As far as I can see, the only people arguing to allow ISPs like Verizon and Comcast to start charging for preferential bandwidth and download times are paid shills and free market fanatics. This issue, commonly referred to as “net neutrality,” might seem to be the domain of techies and webbies, but it has real implications for every human being on the planet.
It might be easy to forget in this age of the widening wealth gap, but the promise of the web wasn’t just Step 3: PROFIT! The promise of the web was the free and democratic sharing of information. This is the promise that made it possible for people to start successful businesses without the massive cash required in the world before the web — businesses that employ people who then have the money to spend on things like food, housing, and maybe even toys for grown-ups. This is the promise that makes information available to from anyone to anyone, all at the same speed — and if you think that’s not important, consider the Arab Spring. This promise makes it possible for a blogger in the Bronx to bypass all the gatekeepers and editors of traditional print media and broadcast a story the editor of the New York Times might not want to run. This promise makes it possible for an engineer with a dream and a dime to build a better widget and sell it out of her garage — that’s how Google started, after all.
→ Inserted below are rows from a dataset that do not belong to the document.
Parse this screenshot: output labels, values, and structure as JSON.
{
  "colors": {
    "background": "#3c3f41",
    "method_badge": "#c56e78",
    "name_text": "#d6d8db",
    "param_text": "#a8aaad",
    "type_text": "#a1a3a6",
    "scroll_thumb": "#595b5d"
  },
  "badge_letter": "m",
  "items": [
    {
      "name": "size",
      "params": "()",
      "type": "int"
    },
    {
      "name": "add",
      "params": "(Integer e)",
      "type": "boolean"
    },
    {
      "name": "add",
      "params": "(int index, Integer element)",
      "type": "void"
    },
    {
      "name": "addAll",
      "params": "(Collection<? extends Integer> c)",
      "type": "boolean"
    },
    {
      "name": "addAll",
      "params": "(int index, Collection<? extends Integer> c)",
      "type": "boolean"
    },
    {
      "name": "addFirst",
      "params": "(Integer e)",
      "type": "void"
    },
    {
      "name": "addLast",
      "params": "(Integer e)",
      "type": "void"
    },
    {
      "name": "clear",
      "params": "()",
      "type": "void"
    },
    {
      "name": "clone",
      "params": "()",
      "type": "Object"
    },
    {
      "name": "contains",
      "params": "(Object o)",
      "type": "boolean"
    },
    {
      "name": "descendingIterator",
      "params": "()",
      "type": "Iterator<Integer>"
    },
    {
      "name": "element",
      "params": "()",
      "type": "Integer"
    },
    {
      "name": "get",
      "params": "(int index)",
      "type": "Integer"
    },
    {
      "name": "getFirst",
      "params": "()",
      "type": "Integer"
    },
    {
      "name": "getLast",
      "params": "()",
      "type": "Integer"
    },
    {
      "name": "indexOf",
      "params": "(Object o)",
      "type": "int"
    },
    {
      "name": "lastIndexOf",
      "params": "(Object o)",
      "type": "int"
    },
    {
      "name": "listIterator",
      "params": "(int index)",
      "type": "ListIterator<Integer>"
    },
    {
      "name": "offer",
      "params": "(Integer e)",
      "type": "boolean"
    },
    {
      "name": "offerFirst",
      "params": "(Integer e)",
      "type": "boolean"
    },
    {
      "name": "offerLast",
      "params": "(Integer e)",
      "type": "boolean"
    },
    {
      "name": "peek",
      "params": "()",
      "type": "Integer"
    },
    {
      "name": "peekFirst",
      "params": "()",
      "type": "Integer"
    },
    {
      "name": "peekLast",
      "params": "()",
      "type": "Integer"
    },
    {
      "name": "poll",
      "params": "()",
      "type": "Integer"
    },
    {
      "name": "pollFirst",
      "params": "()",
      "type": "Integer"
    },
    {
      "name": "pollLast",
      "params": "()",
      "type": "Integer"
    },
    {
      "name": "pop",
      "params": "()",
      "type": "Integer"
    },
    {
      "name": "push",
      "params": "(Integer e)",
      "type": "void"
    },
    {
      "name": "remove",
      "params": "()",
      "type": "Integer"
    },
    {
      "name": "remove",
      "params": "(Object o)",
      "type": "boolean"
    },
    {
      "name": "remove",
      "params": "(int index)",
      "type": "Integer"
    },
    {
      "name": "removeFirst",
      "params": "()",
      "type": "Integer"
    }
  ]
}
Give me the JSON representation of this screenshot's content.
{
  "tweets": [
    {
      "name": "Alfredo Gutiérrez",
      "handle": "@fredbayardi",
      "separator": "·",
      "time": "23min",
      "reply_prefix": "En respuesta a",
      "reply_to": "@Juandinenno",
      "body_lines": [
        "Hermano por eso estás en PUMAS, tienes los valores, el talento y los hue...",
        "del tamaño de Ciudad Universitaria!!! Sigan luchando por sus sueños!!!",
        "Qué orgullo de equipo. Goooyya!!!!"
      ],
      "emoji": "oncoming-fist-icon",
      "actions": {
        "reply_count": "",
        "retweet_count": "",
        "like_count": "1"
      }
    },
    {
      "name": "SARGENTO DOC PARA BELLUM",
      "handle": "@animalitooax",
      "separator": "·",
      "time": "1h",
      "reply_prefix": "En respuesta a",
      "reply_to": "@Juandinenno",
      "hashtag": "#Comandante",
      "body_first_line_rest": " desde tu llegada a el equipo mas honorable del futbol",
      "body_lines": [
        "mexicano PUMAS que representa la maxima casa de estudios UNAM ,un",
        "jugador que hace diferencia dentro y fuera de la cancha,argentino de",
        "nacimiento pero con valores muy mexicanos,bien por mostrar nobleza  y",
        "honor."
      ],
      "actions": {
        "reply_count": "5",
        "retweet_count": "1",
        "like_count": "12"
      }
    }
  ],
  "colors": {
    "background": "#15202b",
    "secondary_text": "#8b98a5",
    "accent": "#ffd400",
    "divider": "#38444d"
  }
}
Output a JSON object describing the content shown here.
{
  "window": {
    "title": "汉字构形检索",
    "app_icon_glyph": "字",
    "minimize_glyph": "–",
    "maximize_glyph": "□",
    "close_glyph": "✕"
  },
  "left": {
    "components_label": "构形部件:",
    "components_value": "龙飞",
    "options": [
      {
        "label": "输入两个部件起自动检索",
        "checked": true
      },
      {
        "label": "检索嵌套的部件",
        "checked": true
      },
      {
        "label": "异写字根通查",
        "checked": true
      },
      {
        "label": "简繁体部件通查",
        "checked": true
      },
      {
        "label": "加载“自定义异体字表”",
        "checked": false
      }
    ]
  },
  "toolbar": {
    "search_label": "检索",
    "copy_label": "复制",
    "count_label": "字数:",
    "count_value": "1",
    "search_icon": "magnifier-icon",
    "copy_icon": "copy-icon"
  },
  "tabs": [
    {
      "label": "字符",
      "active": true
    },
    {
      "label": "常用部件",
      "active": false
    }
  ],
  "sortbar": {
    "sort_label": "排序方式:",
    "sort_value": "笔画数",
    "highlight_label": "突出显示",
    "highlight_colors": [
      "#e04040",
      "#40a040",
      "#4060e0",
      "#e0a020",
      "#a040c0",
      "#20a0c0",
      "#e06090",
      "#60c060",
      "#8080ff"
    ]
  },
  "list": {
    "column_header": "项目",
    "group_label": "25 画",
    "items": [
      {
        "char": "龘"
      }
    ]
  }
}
As traditional media outlets have moved their news online, as the web development industry has matured, and as more and more people have plugged in, independent voices and businesses have already begun to lose their edge. Little websites get crowded off the front page of search engines in favor of stories in the New York Times and CNN. Independent sellers of all kinds of goods — not just books — watch more and more of their business get sucked into the maw of Amazon. But even while all the carnage (and innovation) of a free-market system happens, Net Neutrality preserves some modicum of a level playing field. That’s because nobody gets to pay Internet Service Providers — the folks who build and maintain the roads of the Information Superhighway — huge amounts of cash to ride down a special high-speed road. LittleWidgets.com arrives at your computer (or phone, or tablet) at the same speed as HumongousWidgetsIncorporated.com. Net Neutrality is what makes that happen.
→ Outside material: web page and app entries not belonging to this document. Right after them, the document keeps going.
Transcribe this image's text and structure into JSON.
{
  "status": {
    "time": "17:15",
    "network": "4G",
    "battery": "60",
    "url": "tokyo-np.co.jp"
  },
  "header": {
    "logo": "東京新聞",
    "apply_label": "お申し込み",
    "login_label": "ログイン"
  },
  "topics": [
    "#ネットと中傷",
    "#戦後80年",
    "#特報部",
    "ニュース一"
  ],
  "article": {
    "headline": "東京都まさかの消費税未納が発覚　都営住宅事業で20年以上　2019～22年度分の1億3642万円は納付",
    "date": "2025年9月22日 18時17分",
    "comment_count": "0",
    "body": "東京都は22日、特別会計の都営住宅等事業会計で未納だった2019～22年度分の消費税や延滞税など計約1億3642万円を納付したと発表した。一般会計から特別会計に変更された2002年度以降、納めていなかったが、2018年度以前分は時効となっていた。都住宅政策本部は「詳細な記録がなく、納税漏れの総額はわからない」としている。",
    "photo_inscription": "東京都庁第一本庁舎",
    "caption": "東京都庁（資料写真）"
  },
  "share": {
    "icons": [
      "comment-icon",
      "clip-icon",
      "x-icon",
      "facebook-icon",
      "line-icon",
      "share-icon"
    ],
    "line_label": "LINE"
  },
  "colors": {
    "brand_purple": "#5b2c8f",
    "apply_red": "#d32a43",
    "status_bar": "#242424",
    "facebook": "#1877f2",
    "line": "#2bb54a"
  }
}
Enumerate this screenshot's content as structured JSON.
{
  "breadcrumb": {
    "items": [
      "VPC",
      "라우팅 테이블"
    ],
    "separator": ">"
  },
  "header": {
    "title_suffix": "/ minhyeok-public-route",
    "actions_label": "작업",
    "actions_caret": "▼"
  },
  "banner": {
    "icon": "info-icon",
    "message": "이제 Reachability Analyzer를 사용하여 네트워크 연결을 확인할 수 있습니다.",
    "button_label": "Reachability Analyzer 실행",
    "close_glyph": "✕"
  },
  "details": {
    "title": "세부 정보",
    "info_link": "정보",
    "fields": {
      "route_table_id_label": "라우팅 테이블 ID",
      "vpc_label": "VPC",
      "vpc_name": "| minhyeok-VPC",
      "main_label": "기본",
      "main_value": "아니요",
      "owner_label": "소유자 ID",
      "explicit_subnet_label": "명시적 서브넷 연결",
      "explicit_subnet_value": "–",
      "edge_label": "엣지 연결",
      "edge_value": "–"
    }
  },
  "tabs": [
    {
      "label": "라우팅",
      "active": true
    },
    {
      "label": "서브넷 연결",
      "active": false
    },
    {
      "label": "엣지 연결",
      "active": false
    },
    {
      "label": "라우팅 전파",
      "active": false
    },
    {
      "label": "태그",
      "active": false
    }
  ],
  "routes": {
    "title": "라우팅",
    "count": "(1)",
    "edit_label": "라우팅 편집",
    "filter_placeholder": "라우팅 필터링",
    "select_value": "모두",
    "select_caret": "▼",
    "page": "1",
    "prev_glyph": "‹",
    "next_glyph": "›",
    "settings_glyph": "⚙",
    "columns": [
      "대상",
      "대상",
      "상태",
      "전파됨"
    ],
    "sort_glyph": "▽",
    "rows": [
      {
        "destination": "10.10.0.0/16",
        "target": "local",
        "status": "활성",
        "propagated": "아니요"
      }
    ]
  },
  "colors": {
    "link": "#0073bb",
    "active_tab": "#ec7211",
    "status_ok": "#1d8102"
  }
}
The Federal Communications Commission (FCC) is the government body standing between industry lobbyists and Net Neutrality. And the FCC is once again considering rules changes that would kill Net Neutrality. It’s not too late for you to make your voice heard on the issue:
- Take action with Save the Internet.com
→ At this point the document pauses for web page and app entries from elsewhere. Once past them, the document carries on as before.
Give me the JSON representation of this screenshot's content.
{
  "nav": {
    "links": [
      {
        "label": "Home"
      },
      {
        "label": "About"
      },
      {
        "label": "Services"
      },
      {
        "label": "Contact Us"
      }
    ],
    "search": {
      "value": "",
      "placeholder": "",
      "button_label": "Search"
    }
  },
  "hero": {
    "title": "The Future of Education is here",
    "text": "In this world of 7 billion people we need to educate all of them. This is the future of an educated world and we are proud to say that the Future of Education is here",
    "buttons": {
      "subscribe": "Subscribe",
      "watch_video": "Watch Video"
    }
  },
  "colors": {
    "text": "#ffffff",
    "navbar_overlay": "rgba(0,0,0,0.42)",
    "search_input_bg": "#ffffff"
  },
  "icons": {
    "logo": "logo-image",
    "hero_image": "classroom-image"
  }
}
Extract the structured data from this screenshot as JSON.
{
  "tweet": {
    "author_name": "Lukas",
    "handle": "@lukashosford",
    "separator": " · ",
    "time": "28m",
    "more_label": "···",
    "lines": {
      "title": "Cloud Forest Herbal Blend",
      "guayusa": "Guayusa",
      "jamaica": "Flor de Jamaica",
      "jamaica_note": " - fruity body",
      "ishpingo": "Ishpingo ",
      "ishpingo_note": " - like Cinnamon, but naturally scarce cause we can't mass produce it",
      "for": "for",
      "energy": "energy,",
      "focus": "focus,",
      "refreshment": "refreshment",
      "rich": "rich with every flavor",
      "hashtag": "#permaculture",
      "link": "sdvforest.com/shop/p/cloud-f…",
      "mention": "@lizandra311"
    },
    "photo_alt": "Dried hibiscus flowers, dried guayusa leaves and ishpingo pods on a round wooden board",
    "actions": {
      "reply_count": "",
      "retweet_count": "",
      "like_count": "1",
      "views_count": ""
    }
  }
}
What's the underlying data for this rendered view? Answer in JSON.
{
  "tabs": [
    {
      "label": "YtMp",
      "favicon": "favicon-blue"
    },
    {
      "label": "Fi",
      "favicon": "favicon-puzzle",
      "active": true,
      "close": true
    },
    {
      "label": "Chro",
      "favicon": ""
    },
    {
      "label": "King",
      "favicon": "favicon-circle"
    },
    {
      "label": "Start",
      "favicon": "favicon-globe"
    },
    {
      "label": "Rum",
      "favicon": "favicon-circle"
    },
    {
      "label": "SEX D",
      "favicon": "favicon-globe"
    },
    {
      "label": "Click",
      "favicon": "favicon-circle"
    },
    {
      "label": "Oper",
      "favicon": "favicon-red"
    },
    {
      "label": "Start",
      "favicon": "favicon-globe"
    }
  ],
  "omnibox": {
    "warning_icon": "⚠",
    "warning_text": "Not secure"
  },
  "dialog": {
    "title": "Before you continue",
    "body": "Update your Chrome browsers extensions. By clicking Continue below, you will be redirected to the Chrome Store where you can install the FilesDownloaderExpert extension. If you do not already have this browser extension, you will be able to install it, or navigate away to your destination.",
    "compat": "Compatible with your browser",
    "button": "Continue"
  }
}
- Sign a petition with the ACLU
- Find out how to file your comments with the FCC (through July 27, and then again through September 10, 2014)…
- … or, just use this form provided by the EFF: DearFCC.org
And if you’re still confused (or need further convincing) I offer you:
- A fun and easy explanation (on video!) of Net Neutrality
- Reporting on Net Neutrality from the New York Times
- An article about the latest hearing (and the issue in general) in the New Yorker
- An explanation on Salon of how the latest FCC changes will kill Net Neutrality
- A simple explanation on Business Insider